• TASK PROMPT
For each line of the listing below that contains the string "DorisdeMBP", copy the line.

• DATA FOR THE TASK
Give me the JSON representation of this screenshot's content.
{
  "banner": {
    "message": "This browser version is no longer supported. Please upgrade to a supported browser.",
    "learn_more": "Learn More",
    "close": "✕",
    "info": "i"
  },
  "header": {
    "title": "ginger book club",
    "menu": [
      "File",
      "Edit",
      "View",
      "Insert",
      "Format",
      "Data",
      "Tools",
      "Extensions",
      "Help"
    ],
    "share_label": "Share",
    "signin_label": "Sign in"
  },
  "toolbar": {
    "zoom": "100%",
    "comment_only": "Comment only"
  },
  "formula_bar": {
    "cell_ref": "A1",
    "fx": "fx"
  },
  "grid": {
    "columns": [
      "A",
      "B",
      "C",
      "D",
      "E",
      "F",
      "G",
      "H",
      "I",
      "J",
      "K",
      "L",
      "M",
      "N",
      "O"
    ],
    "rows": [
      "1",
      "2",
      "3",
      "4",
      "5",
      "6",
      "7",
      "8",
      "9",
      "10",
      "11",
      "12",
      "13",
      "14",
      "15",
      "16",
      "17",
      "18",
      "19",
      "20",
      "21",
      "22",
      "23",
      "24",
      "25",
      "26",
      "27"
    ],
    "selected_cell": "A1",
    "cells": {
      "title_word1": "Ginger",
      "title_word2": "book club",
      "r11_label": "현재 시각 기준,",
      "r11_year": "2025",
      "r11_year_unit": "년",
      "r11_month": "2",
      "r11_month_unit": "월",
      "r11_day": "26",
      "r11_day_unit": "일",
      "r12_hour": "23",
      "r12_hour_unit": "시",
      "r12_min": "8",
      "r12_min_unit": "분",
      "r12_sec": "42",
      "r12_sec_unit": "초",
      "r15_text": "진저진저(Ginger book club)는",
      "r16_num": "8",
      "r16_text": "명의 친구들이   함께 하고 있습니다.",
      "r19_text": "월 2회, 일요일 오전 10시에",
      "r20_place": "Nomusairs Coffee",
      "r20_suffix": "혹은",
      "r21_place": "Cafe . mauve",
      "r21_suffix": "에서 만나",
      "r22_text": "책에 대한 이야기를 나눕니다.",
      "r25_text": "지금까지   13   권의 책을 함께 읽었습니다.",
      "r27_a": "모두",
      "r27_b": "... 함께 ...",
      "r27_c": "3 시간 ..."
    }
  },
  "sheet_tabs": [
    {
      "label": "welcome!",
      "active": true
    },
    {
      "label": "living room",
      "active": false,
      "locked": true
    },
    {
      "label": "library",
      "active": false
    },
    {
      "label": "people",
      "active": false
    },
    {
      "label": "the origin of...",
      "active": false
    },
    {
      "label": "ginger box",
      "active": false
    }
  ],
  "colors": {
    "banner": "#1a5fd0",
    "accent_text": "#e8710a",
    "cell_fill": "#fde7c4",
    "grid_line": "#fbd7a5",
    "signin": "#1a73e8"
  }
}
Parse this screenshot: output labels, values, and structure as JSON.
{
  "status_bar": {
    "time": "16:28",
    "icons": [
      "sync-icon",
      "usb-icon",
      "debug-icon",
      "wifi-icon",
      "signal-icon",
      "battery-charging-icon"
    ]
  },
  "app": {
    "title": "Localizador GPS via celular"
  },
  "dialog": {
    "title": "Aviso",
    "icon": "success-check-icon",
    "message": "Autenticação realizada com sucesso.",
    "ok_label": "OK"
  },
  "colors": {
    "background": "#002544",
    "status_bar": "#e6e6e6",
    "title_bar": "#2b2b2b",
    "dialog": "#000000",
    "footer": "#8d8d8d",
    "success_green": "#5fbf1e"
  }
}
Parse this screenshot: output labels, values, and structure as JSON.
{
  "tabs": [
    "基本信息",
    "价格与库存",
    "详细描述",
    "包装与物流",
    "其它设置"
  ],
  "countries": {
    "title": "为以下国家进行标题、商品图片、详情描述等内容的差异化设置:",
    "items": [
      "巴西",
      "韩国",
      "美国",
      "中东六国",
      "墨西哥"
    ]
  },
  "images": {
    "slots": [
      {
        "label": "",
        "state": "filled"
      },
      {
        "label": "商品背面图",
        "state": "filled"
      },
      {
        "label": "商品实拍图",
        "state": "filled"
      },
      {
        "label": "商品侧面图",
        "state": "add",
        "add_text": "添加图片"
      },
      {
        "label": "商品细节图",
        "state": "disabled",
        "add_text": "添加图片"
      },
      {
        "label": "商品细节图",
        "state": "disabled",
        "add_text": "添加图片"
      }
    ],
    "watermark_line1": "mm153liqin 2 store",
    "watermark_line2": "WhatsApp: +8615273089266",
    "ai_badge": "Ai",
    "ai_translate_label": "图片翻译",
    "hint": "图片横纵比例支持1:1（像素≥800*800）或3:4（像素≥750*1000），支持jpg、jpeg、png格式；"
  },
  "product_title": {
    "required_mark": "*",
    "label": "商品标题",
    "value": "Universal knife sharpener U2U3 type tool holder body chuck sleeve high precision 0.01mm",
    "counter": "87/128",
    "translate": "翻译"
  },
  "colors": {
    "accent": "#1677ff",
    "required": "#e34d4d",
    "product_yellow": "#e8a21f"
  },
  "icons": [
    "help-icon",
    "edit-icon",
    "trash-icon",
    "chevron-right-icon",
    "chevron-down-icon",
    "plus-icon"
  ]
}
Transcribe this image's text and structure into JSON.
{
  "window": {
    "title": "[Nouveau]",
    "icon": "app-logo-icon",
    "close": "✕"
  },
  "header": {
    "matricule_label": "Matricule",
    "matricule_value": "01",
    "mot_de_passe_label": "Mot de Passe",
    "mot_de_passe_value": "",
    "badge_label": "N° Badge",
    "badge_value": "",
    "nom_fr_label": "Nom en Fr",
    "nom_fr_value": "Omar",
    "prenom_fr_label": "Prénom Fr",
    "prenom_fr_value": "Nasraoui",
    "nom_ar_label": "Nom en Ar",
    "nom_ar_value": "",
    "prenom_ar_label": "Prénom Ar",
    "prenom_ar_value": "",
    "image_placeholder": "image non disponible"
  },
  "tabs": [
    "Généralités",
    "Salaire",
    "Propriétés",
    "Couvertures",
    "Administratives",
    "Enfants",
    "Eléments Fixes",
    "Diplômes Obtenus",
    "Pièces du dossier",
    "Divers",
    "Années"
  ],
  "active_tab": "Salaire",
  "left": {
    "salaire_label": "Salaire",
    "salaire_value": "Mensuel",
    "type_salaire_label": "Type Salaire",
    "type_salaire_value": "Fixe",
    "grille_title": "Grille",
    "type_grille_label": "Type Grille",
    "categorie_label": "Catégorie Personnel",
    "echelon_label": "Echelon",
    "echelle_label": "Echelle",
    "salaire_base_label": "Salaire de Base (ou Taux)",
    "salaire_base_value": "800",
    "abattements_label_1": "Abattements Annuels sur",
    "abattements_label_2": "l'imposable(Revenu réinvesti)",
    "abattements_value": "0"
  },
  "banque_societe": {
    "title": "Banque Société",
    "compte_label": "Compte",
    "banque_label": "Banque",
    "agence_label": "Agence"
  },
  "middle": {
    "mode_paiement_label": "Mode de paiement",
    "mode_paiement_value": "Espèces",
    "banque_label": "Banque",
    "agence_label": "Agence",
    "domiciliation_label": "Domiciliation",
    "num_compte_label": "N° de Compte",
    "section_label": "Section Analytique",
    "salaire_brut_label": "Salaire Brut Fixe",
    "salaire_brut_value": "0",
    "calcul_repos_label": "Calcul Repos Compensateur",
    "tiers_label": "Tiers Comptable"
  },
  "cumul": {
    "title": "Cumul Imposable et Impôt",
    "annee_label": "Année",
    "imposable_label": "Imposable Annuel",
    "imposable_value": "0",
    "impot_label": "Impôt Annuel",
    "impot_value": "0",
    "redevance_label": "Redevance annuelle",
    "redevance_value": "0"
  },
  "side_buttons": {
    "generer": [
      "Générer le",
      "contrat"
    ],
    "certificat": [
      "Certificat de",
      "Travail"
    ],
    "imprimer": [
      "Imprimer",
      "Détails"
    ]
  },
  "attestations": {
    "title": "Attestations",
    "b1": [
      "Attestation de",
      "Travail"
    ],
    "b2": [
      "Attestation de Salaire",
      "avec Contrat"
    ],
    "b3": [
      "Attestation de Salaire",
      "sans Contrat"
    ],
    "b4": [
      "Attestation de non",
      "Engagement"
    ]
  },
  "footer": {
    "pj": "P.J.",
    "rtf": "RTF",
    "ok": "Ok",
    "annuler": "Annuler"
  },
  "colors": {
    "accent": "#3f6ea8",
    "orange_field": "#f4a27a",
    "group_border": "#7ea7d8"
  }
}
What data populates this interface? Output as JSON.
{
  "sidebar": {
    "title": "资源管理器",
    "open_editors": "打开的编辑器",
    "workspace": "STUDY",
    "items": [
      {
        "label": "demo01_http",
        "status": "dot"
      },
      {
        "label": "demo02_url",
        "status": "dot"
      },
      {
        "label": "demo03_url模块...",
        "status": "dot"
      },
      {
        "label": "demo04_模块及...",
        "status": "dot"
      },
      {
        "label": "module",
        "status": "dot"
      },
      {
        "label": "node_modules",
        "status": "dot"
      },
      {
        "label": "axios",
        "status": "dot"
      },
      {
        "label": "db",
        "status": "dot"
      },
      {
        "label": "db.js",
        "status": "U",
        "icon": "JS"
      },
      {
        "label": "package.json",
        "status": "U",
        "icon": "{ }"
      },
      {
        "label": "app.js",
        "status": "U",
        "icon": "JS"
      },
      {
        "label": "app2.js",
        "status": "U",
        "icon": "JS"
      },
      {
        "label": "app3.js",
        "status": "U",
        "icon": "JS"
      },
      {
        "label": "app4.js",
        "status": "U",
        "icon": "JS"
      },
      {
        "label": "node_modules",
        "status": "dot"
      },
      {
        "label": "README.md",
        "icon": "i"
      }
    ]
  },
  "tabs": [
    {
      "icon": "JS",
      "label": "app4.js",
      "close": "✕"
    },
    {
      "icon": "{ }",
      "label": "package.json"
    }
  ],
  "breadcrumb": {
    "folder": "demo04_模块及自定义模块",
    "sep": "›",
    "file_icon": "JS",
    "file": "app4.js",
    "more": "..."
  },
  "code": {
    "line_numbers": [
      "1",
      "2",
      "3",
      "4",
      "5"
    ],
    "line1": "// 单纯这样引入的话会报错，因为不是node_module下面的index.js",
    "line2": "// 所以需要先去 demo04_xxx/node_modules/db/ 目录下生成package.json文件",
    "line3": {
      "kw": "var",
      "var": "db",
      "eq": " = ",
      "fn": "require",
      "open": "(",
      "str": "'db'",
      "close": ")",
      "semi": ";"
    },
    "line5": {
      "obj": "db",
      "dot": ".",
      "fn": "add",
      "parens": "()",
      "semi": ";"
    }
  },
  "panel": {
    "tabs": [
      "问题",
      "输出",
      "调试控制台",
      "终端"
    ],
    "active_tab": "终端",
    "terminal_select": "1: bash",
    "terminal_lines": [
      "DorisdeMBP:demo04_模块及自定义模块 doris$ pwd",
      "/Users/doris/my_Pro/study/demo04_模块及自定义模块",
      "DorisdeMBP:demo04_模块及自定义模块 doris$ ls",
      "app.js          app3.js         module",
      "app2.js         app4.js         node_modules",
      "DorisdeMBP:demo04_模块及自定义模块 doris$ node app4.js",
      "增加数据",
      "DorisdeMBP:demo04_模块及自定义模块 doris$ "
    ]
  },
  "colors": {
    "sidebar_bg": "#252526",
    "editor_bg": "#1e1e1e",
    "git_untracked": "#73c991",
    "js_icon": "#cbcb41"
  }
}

• SOLUTION TO THE PROBLEM
      "DorisdeMBP:demo04_模块及自定义模块 doris$ pwd",
      "DorisdeMBP:demo04_模块及自定义模块 doris$ ls",
      "DorisdeMBP:demo04_模块及自定义模块 doris$ node app4.js",
      "DorisdeMBP:demo04_模块及自定义模块 doris$ "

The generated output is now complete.